-- Required action --
What lines of the material hold the string "Planned"? Pull each of them out.

+++ Data for processing +++

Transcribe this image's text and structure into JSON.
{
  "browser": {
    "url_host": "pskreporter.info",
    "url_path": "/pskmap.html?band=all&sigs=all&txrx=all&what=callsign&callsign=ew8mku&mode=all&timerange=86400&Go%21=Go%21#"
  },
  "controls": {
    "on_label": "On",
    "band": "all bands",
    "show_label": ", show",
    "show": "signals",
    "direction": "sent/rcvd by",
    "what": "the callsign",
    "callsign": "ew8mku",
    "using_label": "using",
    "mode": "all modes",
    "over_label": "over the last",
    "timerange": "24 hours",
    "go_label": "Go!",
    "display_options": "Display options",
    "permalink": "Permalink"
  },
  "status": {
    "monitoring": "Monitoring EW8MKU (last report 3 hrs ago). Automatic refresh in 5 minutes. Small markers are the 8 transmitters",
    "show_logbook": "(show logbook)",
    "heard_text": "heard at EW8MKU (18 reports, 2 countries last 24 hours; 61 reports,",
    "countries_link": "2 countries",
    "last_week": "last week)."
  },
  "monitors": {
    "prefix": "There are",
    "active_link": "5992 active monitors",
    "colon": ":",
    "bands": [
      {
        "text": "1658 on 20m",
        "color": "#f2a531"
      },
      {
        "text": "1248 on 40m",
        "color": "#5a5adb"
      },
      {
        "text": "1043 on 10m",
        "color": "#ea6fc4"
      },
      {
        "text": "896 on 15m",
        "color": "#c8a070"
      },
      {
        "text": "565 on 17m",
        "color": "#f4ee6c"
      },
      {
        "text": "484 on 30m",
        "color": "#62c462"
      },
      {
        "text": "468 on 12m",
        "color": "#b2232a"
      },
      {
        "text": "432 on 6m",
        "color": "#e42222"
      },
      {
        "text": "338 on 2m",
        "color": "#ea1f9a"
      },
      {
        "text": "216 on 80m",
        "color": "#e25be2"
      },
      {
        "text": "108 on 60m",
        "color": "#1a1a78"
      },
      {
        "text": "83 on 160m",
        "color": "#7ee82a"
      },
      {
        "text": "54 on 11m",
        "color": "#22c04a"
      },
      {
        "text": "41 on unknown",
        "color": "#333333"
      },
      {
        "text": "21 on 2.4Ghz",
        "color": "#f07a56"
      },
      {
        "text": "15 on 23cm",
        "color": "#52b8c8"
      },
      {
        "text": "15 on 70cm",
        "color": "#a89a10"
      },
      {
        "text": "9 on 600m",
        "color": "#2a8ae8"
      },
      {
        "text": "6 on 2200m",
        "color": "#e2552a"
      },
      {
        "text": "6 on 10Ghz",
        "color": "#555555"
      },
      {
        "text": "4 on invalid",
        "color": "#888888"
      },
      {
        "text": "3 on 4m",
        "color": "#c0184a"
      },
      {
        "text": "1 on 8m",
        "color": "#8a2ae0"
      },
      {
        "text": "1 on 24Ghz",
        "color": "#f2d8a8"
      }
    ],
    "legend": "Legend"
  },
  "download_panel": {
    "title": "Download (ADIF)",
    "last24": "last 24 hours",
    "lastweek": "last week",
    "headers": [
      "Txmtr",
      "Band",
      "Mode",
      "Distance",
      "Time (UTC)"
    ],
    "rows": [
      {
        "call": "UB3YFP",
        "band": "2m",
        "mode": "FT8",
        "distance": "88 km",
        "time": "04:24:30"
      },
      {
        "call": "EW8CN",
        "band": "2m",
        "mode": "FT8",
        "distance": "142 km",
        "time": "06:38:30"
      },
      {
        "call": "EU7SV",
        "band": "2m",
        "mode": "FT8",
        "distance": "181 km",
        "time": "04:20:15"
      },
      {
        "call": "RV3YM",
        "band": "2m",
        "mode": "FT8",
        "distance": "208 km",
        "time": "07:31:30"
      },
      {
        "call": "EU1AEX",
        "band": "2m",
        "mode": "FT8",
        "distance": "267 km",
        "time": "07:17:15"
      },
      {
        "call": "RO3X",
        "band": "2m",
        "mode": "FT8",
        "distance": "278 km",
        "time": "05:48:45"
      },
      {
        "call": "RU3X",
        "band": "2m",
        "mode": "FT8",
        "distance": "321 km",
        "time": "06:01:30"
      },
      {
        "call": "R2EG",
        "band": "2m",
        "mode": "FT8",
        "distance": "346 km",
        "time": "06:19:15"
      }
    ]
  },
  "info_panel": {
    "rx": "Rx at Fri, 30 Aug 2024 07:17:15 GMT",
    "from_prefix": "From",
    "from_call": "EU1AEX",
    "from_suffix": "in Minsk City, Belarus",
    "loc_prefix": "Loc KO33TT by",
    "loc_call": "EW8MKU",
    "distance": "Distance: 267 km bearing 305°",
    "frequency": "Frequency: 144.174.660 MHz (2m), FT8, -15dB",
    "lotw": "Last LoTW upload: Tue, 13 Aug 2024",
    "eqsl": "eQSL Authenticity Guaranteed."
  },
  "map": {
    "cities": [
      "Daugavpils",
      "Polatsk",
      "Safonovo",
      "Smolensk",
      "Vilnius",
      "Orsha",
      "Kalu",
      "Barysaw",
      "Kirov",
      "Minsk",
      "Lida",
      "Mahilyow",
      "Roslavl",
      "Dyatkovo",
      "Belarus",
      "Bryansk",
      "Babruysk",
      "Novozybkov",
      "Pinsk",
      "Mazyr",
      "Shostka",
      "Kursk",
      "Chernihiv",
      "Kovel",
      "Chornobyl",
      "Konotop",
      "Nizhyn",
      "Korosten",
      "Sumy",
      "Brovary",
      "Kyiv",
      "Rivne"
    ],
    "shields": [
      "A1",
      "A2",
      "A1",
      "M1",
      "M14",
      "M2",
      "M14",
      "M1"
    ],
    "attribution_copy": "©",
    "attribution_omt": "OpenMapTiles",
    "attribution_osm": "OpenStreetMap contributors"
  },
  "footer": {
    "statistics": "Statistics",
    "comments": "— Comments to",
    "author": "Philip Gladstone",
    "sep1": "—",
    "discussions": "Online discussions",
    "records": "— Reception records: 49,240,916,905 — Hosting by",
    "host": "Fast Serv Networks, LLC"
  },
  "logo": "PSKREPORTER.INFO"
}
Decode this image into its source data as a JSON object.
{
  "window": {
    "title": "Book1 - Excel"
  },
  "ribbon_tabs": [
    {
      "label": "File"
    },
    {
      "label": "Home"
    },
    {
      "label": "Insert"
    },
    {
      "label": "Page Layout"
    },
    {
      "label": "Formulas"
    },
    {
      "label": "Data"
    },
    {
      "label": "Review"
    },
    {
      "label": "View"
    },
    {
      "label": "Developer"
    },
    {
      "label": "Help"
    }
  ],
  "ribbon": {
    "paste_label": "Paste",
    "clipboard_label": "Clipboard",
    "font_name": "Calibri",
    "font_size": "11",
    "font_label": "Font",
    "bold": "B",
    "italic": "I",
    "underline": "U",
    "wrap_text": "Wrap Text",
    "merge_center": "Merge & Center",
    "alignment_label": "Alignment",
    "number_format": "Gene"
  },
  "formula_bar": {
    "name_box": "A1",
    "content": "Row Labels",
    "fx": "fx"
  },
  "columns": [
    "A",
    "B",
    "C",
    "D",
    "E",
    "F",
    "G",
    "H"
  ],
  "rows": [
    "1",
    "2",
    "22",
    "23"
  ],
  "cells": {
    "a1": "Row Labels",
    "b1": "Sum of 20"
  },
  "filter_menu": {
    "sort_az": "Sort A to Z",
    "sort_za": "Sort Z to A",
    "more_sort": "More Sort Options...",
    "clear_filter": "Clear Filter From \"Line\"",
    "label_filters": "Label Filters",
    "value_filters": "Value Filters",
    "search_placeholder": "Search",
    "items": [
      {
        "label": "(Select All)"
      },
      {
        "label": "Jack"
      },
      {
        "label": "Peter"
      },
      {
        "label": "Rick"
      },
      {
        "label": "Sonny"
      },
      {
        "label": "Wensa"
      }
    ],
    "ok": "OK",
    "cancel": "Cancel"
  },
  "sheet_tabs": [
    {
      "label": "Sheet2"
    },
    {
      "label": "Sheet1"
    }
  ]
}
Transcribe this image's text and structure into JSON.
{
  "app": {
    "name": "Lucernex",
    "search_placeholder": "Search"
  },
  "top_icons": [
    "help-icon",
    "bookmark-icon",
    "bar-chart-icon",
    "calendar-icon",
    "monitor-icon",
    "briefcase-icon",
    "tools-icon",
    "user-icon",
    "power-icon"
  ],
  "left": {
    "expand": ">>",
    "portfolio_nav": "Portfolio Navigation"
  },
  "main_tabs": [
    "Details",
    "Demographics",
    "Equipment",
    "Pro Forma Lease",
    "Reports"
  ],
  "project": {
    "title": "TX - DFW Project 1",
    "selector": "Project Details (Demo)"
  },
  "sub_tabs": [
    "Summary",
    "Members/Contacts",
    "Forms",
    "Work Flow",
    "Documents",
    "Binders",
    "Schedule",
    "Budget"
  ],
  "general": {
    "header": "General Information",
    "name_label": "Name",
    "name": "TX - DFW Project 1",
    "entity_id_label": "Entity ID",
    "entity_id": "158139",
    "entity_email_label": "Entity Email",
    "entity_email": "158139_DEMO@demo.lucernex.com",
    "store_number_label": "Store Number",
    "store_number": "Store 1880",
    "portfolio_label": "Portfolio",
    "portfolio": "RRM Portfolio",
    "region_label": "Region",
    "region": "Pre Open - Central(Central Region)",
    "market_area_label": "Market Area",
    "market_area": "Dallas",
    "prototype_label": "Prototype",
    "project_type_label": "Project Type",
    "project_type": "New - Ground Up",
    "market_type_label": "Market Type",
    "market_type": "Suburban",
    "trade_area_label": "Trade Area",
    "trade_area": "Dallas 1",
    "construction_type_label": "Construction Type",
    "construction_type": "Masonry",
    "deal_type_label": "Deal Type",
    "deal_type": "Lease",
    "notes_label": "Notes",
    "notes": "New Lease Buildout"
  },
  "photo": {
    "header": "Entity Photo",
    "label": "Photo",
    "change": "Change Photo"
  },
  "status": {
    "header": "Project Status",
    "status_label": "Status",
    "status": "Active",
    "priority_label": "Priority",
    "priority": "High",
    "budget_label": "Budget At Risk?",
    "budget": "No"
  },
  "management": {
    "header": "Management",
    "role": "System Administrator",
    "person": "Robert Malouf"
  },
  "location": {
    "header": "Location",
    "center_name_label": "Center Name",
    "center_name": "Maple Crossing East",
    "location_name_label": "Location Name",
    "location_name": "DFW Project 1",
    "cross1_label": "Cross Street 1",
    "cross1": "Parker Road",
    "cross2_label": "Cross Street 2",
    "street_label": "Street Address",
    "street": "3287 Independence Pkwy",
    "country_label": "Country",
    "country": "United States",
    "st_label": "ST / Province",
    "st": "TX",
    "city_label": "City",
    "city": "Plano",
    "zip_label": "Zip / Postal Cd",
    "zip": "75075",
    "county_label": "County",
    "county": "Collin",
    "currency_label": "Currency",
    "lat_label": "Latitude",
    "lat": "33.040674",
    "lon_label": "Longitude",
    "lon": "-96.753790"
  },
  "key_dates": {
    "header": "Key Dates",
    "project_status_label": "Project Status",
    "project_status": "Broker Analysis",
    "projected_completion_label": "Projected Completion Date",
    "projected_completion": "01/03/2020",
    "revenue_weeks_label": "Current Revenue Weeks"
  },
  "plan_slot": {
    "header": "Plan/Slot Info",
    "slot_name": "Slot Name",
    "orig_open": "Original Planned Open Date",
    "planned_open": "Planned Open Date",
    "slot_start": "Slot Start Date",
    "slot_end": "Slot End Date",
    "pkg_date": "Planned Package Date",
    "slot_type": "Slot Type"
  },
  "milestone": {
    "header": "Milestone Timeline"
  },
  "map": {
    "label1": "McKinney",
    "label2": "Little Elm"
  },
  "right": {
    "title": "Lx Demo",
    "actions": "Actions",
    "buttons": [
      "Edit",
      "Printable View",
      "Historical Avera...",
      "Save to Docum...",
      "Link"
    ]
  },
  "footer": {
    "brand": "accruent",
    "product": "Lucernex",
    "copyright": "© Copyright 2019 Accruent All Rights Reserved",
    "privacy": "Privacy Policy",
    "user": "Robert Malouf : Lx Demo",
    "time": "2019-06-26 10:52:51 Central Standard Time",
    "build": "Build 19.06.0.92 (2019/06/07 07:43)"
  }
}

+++

-- Answer box --
    "orig_open": "Original Planned Open Date",
    "planned_open": "Planned Open Date",
    "pkg_date": "Planned Package Date",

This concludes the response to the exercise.